Blooming flowers reveal the wonders of spring

Irises are blooming in Genoa with Oregon grape in the background

Irises are blooming in Genoa with Oregon grape in the background Photo by Kurt Hildebrand.

 

I’m outside with my laptop writing as I listen to bird songs and appreciate the colors of hyacinths, violets, forsythia, Oregon grapes and the last remaining daffodils.

The sand cherries are just starting to bloom. I have seen lilacs in their full glory in town, but here in Washoe Valley it may be another couple of weeks or more before ours bloom.

While some irises will open in a few days, and others don’t even have flower buds yet. The lanceleaf coreopsis are only about three inches high and will provide lovely sulfur-yellow flowers in June to July.

Spring is a revelation each year. Since our site can be quite harsh, I never know what will come back. I have high hopes for the ranunculus, but they may have emerged too early and been knocked out by the low 20-degree temperatures of the last few weeks. After all, they are “iffy” in our zone to begin with.

I was surprised to lose a lavender plant as I mentioned last week. But not when I saw the ground around it full of vole holes. I haven’t yet seen the two milkweed plants I planted for the Monarch butterflies. I do hope they come back. I’m thrilled to report that the crocosmia my friend Peggy gave me last year have returned, so I am looking forward to bright red amazing blooms on waving stalks in June or so. The deep yellow yarrows seem to be thriving and their two-foot-tall flower stems will add color and interest well into the fall.

The hardy geraniums have reseeded or spread throughout the flower beds. However, it will be a while before their magenta flowers reveal themselves. These dense-growing plants are great at keeping out weeds.

Speaking of weeds, I’m keeping my eye on the white and green variegated bishop’s weed, also known as ground elder. Just like the name implies, these creeping plants takeover without vigilant removal. Another pushy aggressive plant is snow-in-summer. I love the gray foliage and bright white flowers, especially in the moonlight, but I mercilessly rip it out in the fall so other plants, such as the violets, stand a chance of survival.

Other plants that regrow no matter what are rhubarb and Russian sage. After redoing our patio a number of years ago, I thought we had eliminated all the rhubarb. No. It’s still comes back every year. I made the mistake of planting Russian sage near the patio and it is coming up between the pavers, not something I want.

Oh, the joys of gardening.

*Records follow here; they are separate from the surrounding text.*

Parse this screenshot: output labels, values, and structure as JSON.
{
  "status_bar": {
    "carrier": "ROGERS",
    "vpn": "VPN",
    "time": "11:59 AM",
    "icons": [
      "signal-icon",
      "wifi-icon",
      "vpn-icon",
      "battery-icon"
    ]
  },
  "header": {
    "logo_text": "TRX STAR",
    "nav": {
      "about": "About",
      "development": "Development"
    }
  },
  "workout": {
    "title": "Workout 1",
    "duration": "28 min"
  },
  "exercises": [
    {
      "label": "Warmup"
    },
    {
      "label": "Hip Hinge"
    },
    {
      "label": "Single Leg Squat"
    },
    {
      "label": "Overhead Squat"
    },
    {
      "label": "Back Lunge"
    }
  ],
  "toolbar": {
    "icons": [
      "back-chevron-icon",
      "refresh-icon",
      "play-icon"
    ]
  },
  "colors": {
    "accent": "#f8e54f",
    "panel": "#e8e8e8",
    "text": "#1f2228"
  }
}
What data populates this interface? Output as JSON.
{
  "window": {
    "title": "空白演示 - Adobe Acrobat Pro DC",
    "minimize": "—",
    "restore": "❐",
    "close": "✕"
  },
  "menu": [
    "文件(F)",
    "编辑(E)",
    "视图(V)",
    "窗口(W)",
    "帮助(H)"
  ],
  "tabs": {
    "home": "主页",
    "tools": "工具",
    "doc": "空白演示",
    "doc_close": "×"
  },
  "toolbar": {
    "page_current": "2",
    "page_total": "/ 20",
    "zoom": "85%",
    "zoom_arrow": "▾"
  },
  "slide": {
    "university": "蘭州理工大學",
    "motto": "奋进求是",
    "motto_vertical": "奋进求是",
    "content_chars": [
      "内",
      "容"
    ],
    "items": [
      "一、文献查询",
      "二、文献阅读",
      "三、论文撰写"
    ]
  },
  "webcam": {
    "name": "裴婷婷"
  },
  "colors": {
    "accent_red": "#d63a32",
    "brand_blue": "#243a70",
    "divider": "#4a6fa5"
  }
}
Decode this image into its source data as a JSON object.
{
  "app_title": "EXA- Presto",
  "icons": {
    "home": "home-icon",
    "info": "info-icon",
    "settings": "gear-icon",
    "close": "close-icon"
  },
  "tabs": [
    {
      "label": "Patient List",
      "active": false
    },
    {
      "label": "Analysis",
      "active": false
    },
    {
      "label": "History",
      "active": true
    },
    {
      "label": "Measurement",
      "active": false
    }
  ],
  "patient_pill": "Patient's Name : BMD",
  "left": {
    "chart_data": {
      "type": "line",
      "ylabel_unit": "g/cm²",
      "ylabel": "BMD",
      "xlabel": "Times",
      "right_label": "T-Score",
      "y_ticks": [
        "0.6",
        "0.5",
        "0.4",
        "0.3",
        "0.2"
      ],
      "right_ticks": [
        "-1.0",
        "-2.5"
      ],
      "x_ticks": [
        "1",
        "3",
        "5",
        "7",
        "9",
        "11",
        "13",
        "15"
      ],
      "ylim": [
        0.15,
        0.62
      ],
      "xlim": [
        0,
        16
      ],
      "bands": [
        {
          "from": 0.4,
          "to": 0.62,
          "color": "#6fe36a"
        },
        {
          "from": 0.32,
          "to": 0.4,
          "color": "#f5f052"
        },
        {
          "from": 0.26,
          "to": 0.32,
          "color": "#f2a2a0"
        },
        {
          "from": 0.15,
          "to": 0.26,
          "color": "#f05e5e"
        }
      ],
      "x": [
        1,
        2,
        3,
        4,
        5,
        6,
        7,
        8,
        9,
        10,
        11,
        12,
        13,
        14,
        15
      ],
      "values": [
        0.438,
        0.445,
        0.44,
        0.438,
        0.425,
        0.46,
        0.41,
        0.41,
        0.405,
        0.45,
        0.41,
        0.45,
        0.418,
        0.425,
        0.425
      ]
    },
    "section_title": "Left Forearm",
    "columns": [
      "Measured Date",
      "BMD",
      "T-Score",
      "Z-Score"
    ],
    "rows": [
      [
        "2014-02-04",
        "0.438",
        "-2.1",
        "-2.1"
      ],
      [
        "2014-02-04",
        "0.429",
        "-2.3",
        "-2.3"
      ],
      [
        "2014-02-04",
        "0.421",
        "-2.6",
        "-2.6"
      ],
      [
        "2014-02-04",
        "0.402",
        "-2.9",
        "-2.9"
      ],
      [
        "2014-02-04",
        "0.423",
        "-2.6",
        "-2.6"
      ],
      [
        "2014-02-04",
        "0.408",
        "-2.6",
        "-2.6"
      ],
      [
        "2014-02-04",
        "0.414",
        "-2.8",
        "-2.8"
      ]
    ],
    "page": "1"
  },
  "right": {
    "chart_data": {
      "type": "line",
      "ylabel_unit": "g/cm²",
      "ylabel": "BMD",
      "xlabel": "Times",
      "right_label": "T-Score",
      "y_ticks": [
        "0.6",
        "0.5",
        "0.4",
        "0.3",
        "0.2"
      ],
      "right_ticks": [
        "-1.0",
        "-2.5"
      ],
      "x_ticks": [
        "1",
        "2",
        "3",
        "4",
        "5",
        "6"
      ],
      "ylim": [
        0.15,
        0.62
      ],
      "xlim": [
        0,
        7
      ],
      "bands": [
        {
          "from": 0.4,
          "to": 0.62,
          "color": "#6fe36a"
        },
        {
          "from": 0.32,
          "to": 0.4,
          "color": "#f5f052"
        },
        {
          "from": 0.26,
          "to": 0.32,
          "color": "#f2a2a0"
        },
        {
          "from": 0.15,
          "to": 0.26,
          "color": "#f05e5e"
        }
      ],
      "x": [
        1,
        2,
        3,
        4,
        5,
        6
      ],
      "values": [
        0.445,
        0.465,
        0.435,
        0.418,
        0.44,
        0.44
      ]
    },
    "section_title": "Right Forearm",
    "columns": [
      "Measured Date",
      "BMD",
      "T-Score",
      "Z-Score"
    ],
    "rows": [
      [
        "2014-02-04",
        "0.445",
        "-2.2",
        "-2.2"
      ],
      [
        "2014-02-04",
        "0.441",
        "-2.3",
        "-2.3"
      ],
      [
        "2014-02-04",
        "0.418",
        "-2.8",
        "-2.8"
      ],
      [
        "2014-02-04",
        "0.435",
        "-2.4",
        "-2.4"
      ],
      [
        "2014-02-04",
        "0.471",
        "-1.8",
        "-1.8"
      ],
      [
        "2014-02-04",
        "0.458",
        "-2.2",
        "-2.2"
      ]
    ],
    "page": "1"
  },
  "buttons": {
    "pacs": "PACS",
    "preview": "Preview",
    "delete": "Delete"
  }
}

JoAnne Skelly is associate professor & Extension educator emerita at the University of Nevada Cooperative Extension. Email skellyj@unr.edu

Comments

Use the comment form below to begin a discussion about this content.

Sign in to comment